2) Prioritize cybersecurity as a board-level issue, with oversight from key stakeholders like the chief information officer or chief compliance officer (CIO/CCO).
3) Identify emerging threats through regular penetration testing and vulnerability assessments.
4) Create an incident response plan and train personnel on what to do if an attack is successful.
5) Implement data loss prevention solutions to detect sensitive data being transferred outside company networks.
Gartner predicts that by 2026 there will be twice as many digital attacks every year compared to today’s average rate. These predictions outline how forward-thinking organizations need to work strategically and proactively with Gartner’s research insights, so they don’t get left behind later.
So how do you stay one step ahead? Start by following Gartner’s team of global subject matter experts for webinars and thought leadership content designed to help you understand today’s threats and learn how best to protect your business.
Keep Up To Date On New Threats
It’s essential to stay up-to-date on new threats so you can be prepared for them. How do we know this? Gartner has predicted it! By 2026 half of all chief executives will have employment contracts with built-in performance requirements related to risk. In addition, the same is expected for senior vice presidents and directors in the same time frame. There are many reasons why this prediction is being made – first off, more companies are looking at cybersecurity as a critical factor in talent management decisions.
There is an increased awareness about cyber risks among employees, and people care more about security than ever before, which might make them less likely to accept offers if they feel their company doesn’t prioritize it enough. So what does this mean for your business now? If your current contracts don’t consider these issues, it’s time to update them. Keep up-to-date on security news and trends to prepare yourself for the future.
What Could This Mean For Today’s Business Leaders?
Today’s business leaders need to be prepared for the possibility that their employment contracts may include built-in performance requirements related to risk. This could mean they will be held accountable for any risks their company takes and may need measures to mitigate them. This could have a significant impact on the way that businesses operate and may require business leaders to rethink their strategies. This prediction from Gartner could have a few different implications for today’s business leaders. For one, it could mean that more and more companies will start to include clauses in employment contracts that hold executives accountable for risks taken.
Additionally, this could also lead to an increased focus on risk management within organizations. As a result, business leaders must be prepared to identify and assess risks and implement mitigation plans. It is also possible that other changes are made due to this shift, such as looking at data protection in new ways or changing how organizations deal with customer data. No matter what happens, it is essential for today’s business leaders to be ready for anything.
It’s no secret that the business world is becoming increasingly risky.

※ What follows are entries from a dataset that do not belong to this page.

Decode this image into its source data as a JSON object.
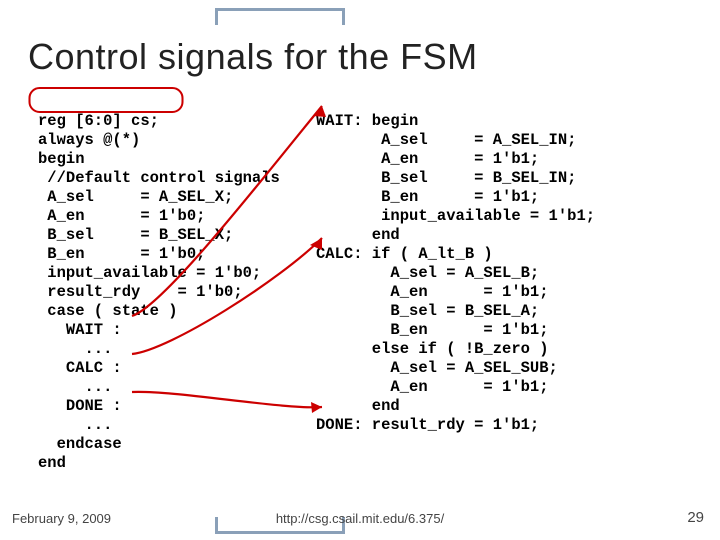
{
  "title": "Control signals for the FSM",
  "code_left": "reg [6:0] cs;\nalways @(*)\nbegin\n //Default control signals\n A_sel     = A_SEL_X;\n A_en      = 1'b0;\n B_sel     = B_SEL_X;\n B_en      = 1'b0;\n input_available = 1'b0;\n result_rdy    = 1'b0;\n case ( state )\n   WAIT :\n     ...\n   CALC :\n     ...\n   DONE :\n     ...\n  endcase\nend",
  "code_right": "WAIT: begin\n       A_sel     = A_SEL_IN;\n       A_en      = 1'b1;\n       B_sel     = B_SEL_IN;\n       B_en      = 1'b1;\n       input_available = 1'b1;\n      end\nCALC: if ( A_lt_B )\n        A_sel = A_SEL_B;\n        A_en      = 1'b1;\n        B_sel = B_SEL_A;\n        B_en      = 1'b1;\n      else if ( !B_zero )\n        A_sel = A_SEL_SUB;\n        A_en      = 1'b1;\n      end\nDONE: result_rdy = 1'b1;",
  "footer": {
    "left": "February 9, 2009",
    "center": "http://csg.csail.mit.edu/6.375/",
    "right": "29"
  }
}
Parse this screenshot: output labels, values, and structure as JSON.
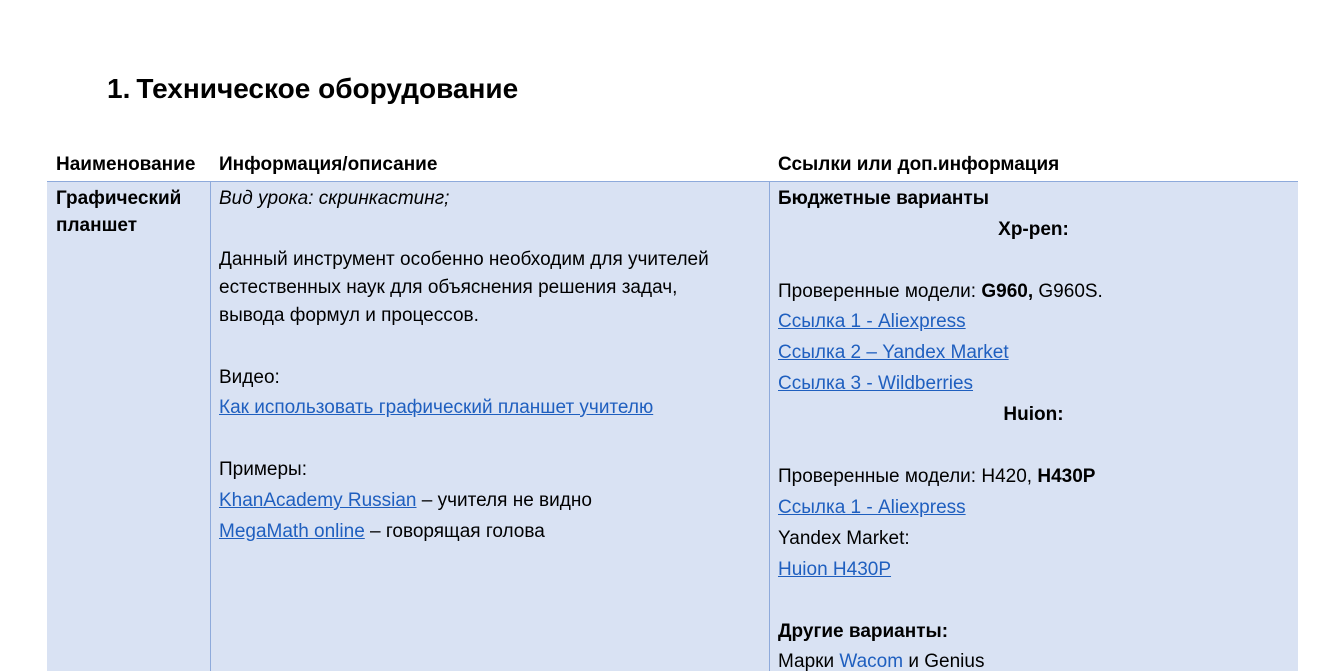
{
  "heading": {
    "number": "1.",
    "text": "Техническое оборудование"
  },
  "table": {
    "headers": [
      "Наименование",
      "Информация/описание",
      "Ссылки или доп.информация"
    ],
    "row": {
      "name_line1": "Графический",
      "name_line2": "планшет",
      "info": {
        "lesson_type": "Вид урока: скринкастинг;",
        "desc_line1": "Данный инструмент особенно необходим для учителей",
        "desc_line2": "естественных наук для объяснения решения задач,",
        "desc_line3": "вывода формул и процессов.",
        "video_label": "Видео:",
        "video_link": "Как использовать графический планшет учителю",
        "examples_label": "Примеры:",
        "example1_link": "KhanAcademy Russian",
        "example1_note": " – учителя не видно",
        "example2_link": "MegaMath online",
        "example2_note": " – говорящая голова"
      },
      "links": {
        "budget_title": "Бюджетные варианты",
        "brand1": "Xp-pen:",
        "brand1_models_prefix": "Проверенные модели: ",
        "brand1_model_bold": "G960,",
        "brand1_model_rest": " G960S.",
        "brand1_link1": "Ссылка 1 - Aliexpress",
        "brand1_link2": "Ссылка 2 – Yandex Market",
        "brand1_link3": "Ссылка 3 - Wildberries",
        "brand2": "Huion:",
        "brand2_models_prefix": "Проверенные модели: H420, ",
        "brand2_model_bold": "H430P",
        "brand2_link1": "Ссылка 1 - Aliexpress",
        "yandex_label": "Yandex Market:",
        "brand2_link2": "Huion H430P",
        "other_title": "Другие варианты:",
        "other_prefix": "Марки ",
        "other_wacom": "Wacom",
        "other_suffix": " и Genius"
      }
    }
  },
  "colors": {
    "row_background": "#d9e2f3",
    "border": "#8eaadb",
    "link": "#1f5fbf"
  }
}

In response, Gartner has predicted that by 2026, half of all C-level executives will have employment contracts with built-in performance requirements related to risk. This means that companies are starting to take risks more seriously and are holding their executives accountable for them. While this may seem like a daunting task, it’s actually an opportunity for executives to show their value and prove their worth to their organizations.
There are two types of contracts that businesses can adopt, one where the executive is rewarded if they are complete or reduce the negative impact of projects or deals, and another where they are penalized if they fail to achieve these goals. To help make sure employees get fair treatment regarding bonuses based on how well they deal with risk in their work environment, HR professionals should include specific expectations and measures for each type of contract in these contracts so as not to confuse employees.